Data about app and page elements
--
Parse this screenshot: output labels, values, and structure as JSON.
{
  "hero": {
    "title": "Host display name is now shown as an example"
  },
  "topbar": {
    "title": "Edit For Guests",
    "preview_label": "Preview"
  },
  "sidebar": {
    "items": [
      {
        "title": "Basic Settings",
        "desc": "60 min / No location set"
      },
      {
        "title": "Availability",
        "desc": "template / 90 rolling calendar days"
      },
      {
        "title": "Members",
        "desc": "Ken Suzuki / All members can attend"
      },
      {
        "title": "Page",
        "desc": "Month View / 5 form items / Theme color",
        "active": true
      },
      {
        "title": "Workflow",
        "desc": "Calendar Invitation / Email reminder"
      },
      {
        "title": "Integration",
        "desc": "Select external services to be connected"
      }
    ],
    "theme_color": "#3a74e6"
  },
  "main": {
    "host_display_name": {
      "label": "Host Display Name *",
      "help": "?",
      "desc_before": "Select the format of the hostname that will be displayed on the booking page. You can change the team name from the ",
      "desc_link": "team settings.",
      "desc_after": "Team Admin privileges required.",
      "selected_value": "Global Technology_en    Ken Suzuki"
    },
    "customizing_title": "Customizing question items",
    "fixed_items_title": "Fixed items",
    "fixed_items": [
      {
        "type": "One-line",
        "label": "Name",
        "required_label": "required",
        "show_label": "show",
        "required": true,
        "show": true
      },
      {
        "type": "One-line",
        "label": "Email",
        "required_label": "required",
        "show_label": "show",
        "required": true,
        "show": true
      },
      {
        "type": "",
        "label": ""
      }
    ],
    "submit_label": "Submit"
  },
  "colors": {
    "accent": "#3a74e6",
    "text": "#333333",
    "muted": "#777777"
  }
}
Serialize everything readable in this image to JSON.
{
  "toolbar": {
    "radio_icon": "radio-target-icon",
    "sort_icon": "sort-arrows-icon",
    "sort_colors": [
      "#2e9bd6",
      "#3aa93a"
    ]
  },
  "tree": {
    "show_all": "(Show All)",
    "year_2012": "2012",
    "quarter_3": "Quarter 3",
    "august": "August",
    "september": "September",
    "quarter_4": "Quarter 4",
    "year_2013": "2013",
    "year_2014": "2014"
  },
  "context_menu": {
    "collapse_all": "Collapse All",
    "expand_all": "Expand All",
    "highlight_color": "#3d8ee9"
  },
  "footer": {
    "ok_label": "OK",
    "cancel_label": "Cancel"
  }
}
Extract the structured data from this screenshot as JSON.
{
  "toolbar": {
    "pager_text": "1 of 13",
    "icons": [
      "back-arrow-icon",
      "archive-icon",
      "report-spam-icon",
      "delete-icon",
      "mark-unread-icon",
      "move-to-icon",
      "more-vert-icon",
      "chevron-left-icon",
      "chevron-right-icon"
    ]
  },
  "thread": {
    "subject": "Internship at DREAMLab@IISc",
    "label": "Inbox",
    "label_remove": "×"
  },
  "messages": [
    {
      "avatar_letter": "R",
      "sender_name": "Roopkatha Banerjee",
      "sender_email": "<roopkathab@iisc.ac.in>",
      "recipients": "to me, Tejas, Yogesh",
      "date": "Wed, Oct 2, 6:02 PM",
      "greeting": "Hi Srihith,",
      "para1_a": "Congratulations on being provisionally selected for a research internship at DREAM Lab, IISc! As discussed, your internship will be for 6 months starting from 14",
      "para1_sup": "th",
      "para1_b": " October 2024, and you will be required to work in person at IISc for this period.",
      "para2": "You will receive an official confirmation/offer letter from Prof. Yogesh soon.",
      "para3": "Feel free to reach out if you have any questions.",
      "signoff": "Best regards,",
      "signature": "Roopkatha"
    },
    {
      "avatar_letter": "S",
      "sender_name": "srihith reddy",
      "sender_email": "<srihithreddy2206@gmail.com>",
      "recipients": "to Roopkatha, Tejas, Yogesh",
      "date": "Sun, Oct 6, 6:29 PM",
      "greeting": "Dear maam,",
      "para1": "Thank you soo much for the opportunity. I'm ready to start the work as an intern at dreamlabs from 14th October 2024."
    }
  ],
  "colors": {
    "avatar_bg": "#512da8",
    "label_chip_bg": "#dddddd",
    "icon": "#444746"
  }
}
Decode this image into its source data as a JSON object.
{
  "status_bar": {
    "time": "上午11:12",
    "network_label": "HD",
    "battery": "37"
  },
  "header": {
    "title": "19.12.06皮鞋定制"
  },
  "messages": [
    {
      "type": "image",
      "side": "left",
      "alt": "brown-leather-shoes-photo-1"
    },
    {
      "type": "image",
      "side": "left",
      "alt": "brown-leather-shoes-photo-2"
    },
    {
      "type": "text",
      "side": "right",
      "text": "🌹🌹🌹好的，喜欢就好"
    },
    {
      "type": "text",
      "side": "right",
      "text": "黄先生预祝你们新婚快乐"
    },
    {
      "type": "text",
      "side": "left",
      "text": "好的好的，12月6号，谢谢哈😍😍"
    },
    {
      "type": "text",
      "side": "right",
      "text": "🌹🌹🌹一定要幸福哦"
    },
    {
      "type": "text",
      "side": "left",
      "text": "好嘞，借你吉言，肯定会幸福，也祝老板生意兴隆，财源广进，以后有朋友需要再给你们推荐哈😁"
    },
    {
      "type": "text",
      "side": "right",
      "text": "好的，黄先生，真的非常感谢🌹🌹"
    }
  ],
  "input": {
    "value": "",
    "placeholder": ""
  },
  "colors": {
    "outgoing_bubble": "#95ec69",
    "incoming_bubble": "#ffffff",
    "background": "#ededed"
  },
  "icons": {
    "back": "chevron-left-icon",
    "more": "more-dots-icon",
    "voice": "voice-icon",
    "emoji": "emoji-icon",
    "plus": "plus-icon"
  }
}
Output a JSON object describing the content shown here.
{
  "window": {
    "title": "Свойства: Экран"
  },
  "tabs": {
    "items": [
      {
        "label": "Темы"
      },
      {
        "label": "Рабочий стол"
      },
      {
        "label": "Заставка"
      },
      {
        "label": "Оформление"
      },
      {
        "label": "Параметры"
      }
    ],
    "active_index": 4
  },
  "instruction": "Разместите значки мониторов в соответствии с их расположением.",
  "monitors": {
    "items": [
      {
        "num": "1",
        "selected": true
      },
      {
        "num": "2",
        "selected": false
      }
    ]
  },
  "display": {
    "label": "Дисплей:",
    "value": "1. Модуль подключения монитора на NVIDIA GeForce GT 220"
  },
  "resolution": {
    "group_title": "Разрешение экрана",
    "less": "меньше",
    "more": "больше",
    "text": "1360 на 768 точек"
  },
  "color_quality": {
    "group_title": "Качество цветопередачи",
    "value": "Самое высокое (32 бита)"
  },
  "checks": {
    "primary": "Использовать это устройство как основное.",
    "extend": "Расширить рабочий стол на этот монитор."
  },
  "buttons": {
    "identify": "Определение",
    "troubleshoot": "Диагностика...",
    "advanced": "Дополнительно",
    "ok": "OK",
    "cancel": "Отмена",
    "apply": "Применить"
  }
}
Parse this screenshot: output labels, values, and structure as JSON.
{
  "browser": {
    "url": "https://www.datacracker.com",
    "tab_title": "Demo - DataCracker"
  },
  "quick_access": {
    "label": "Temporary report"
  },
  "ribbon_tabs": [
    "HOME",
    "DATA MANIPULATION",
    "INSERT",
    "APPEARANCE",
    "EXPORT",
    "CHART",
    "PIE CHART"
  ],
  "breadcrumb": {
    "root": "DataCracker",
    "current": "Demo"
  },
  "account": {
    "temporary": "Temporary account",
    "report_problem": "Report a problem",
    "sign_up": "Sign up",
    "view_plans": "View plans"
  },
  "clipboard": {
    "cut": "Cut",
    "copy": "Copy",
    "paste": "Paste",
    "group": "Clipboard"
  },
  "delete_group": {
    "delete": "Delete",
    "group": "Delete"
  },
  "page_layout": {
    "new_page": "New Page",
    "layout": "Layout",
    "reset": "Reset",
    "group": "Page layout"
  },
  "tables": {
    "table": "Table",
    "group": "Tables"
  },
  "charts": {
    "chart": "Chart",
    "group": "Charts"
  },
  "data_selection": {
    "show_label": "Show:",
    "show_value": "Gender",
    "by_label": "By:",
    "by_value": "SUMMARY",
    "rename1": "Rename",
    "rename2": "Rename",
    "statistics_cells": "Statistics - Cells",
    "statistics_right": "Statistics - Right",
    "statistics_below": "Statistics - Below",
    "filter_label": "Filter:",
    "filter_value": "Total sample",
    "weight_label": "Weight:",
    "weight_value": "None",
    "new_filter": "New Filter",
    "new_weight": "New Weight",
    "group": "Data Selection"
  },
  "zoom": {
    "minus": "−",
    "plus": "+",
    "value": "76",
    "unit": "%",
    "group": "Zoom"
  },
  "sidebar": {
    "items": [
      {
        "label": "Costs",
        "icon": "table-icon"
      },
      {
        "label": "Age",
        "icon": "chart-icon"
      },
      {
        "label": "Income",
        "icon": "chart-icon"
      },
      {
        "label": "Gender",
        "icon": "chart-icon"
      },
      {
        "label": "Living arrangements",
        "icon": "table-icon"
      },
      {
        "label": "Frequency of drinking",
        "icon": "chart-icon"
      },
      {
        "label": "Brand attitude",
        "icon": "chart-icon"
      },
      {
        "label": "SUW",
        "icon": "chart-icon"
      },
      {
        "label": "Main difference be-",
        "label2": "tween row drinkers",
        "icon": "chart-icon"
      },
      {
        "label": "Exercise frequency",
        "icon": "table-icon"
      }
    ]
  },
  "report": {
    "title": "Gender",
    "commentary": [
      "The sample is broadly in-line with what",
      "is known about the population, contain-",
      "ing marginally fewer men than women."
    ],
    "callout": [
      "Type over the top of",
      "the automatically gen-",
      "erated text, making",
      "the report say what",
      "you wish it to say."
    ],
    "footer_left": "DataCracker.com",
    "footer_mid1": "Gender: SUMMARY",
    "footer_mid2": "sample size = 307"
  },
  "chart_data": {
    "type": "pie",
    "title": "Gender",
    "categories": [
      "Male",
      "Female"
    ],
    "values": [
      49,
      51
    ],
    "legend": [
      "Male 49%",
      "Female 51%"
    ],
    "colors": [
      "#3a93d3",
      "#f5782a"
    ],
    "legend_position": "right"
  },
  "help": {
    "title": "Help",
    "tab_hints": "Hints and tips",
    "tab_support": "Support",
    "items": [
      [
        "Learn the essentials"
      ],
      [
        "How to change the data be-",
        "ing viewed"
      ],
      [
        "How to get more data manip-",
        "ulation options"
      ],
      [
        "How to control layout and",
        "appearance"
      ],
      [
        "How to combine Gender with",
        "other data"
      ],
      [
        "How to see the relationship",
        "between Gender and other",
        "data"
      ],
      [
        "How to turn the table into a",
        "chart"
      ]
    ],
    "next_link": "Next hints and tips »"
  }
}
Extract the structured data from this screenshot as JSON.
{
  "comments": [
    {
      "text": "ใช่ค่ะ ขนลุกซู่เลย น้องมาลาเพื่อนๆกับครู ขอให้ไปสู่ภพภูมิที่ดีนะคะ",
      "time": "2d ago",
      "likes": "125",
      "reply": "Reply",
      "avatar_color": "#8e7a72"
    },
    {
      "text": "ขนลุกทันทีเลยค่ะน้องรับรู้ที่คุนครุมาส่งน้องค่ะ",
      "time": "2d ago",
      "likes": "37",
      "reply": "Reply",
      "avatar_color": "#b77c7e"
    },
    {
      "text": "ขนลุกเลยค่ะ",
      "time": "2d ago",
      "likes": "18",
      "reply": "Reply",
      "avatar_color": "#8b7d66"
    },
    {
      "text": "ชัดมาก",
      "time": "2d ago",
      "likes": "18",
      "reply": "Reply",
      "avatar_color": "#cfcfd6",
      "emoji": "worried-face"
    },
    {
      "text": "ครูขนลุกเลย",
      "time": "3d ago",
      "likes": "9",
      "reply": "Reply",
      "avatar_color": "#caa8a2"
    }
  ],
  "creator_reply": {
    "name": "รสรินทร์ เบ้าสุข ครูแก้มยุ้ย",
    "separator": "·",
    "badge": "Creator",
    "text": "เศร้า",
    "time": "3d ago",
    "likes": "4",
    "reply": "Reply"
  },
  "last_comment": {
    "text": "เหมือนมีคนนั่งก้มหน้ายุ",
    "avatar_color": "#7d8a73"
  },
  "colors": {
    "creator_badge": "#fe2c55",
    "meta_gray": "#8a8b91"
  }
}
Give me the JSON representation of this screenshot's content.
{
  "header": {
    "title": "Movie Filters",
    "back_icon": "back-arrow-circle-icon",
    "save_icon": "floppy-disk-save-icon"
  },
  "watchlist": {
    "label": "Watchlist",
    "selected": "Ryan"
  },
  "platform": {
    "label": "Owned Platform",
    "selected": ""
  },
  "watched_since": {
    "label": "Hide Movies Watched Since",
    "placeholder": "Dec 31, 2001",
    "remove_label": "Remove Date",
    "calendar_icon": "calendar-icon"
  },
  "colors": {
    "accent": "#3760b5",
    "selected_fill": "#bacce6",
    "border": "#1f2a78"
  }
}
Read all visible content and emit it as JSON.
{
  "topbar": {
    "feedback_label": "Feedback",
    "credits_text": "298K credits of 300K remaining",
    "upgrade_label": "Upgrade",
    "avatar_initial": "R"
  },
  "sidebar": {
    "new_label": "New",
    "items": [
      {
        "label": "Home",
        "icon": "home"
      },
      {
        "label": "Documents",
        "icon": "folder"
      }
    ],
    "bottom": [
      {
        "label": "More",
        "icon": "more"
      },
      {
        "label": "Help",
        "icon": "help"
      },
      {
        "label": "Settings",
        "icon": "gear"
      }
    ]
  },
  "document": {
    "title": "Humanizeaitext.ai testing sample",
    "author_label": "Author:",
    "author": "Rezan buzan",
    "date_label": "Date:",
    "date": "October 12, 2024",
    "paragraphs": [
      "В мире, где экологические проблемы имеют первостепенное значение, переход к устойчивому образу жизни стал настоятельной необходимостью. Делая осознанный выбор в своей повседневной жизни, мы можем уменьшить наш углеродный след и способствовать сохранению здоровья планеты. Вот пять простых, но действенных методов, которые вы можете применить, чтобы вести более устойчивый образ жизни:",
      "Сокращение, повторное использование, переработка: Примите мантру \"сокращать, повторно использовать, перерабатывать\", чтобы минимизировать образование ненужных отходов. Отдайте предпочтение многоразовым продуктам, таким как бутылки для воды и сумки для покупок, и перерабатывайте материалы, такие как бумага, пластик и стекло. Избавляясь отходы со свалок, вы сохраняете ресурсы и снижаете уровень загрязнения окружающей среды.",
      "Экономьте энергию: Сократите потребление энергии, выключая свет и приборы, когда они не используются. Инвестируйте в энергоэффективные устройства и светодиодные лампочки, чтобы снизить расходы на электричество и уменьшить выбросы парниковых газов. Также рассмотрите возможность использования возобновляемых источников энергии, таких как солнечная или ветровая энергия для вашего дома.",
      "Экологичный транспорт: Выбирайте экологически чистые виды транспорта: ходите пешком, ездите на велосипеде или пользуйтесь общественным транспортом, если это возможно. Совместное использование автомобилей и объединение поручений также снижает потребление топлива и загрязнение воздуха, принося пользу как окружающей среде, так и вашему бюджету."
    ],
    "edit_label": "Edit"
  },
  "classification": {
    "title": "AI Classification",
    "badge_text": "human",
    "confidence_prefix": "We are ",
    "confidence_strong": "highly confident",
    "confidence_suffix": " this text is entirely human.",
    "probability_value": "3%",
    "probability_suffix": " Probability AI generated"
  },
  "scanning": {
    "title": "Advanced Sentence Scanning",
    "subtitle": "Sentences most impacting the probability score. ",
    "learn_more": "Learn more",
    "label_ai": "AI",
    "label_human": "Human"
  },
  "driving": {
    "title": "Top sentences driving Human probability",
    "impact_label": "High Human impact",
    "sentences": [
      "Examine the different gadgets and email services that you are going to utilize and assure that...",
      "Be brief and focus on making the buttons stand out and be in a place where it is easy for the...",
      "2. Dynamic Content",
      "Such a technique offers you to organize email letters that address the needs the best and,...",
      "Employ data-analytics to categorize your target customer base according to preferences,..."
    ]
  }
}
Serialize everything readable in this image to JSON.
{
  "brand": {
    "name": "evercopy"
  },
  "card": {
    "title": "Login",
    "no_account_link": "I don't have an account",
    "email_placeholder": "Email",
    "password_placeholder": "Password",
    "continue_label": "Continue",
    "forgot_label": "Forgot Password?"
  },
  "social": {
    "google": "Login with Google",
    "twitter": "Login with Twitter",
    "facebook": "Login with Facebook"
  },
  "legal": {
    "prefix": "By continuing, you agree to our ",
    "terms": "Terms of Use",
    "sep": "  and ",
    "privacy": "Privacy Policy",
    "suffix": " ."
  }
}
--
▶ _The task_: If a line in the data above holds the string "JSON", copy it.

▶ _Solution to this problem_:
Parse this screenshot: output labels, values, and structure as JSON.
Serialize everything readable in this image to JSON.
Extract the structured data from this screenshot as JSON.
Decode this image into its source data as a JSON object.
Output a JSON object describing the content shown here.
Parse this screenshot: output labels, values, and structure as JSON.
Extract the structured data from this screenshot as JSON.
Give me the JSON representation of this screenshot's content.
Read all visible content and emit it as JSON.
Serialize everything readable in this image to JSON.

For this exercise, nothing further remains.